Encyclopedias on the Harlem Renaissance (Sample WU Catalog Subject Search: Harlem Renaissance -- Encyclopedias)
Call Number: Olin Level A Stacks PS153.N5 B675 2006
"More than 800 concise, A-to-Z entries detail the historical relevance of the subject and explain how the writer, work, or idea helped shape American literature. The author draws on historical studies, biographies, literary criticism, and primary materials, including letters and diaries of such Harlem Renaissance figures as Langston Hughes, Jean Toomer, W. E. B. DuBois, and Zora Neale Hurston.

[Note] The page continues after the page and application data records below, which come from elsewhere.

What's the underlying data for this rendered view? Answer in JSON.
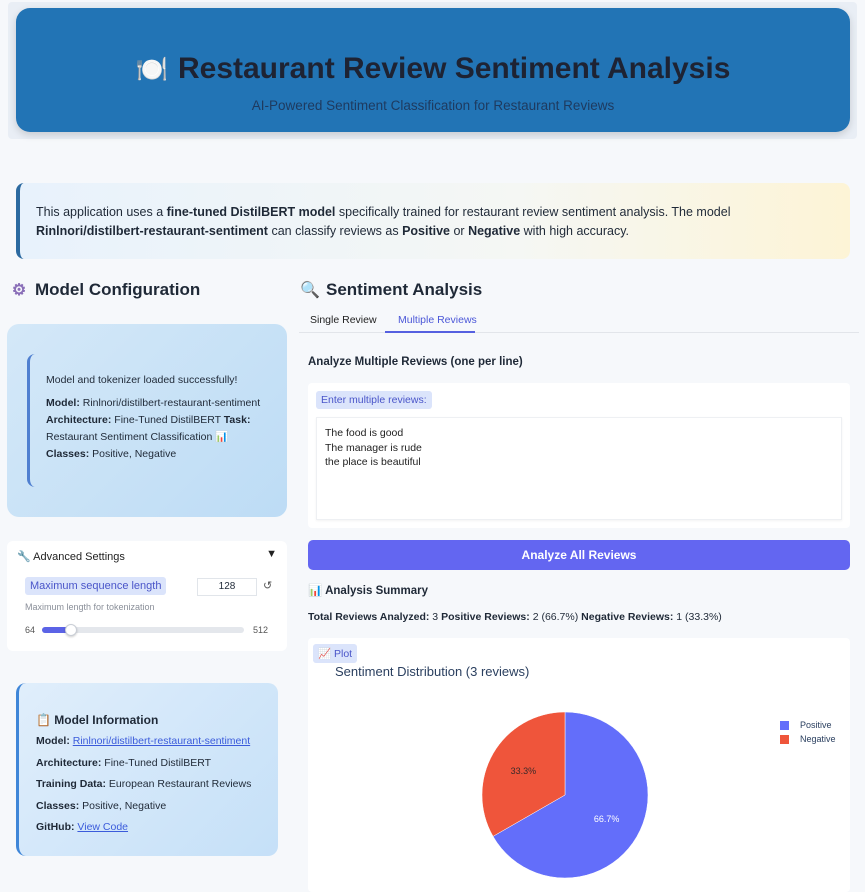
{
  "header": {
    "icon": "🍽️",
    "title": "Restaurant Review Sentiment Analysis",
    "subtitle": "AI-Powered Sentiment Classification for Restaurant Reviews"
  },
  "intro": {
    "t1": "This application uses a ",
    "b1": "fine-tuned DistilBERT model",
    "t2": " specifically trained for restaurant review sentiment analysis. The model ",
    "b2": "Rinlnori/distilbert-restaurant-sentiment",
    "t3": " can classify reviews as ",
    "b3": "Positive",
    "t4": " or ",
    "b4": "Negative",
    "t5": " with high accuracy."
  },
  "config": {
    "title": "Model Configuration",
    "status_loaded": "Model and tokenizer loaded successfully!",
    "model_label": "Model:",
    "model_value": " Rinlnori/distilbert-restaurant-sentiment ",
    "arch_label": "Architecture:",
    "arch_value": " Fine-Tuned DistilBERT ",
    "task_label": "Task:",
    "task_value": " Restaurant Sentiment Classification 📊 ",
    "classes_label": "Classes:",
    "classes_value": " Positive, Negative"
  },
  "advanced": {
    "title": "Advanced Settings",
    "toggle": "▼",
    "seq_label": "Maximum sequence length",
    "seq_value": "128",
    "reset": "↺",
    "hint": "Maximum length for tokenization",
    "min": "64",
    "max": "512",
    "min_value": 64,
    "max_value": 512,
    "current": 128
  },
  "model_info": {
    "title": "📋 Model Information",
    "model_label": "Model:",
    "model_link": "Rinlnori/distilbert-restaurant-sentiment",
    "arch_label": "Architecture:",
    "arch_value": " Fine-Tuned DistilBERT",
    "training_label": "Training Data:",
    "training_value": " European Restaurant Reviews",
    "classes_label": "Classes:",
    "classes_value": " Positive, Negative",
    "github_label": "GitHub:",
    "github_link": "View Code"
  },
  "analysis": {
    "title": "Sentiment Analysis",
    "tabs": [
      "Single Review",
      "Multiple Reviews"
    ],
    "heading": "Analyze Multiple Reviews (one per line)",
    "input_label": "Enter multiple reviews:",
    "input_value": "The food is good\nThe manager is rude\nthe place is beautiful",
    "button": "Analyze All Reviews",
    "summary_title": "📊 Analysis Summary",
    "total_label": "Total Reviews Analyzed:",
    "total_value": " 3 ",
    "pos_label": "Positive Reviews:",
    "pos_value": " 2 (66.7%) ",
    "neg_label": "Negative Reviews:",
    "neg_value": " 1 (33.3%)",
    "plot_label": "Plot"
  },
  "chart_data": {
    "type": "pie",
    "title": "Sentiment Distribution (3 reviews)",
    "labels": [
      "Positive",
      "Negative"
    ],
    "values": [
      66.7,
      33.3
    ],
    "colors": [
      "#636efa",
      "#ef553b"
    ],
    "legend": "top-right"
  }
}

This alphabetical reference contains approximately 370 entries covering the emergence of new ideas in political thought, civil rights, racial pride, and the arts during New York City's Harlem Renaissance in the 1920s and 1930s. Ranging from several paragraphs to several pages in length, the cross-referenced entries include people, places, and institutions such as Brotherhood of Sleeping Car Porters, Louis Armstrong, Apollo Theatre, Gwendolyn Brooks, Abyssinian Baptist Church, Regina Andrews, and Marcus Garvey. The reference includes a chronology, a glossary of slang, maps, and some 100 black and white photographs. Aberjhani and West are both experienced writers and editors who have published nonfiction, fiction, and poetry. Annotation (c)2003 Book News, Inc., Portland, OR (booknews.com)
The Harlem Renaissance (1918-1937) was the most influential single movement in African American literary history. Its key figures include W. E. B. Du Bois, Nella Larsen, Zora Neale Hurston, Claude McKay, and Langston Hughes. The movement laid the groundwork for all later African American literature, and had an enormous impact on later black literature world-wide. With chapters by a wide range of well-known scholars, this 2007 Companion is an authoritative and engaging guide to the movement. It first discusses the historical contexts of the Harlem Renaissance, both national and international; then presents original discussions of a wide array of authors and texts; and finally treats the reputation of the movement in later years. Giving full play to the disagreements and differences that energized the renaissance, this Companion presents a set of new readings encouraging further exploration of this dynamic field.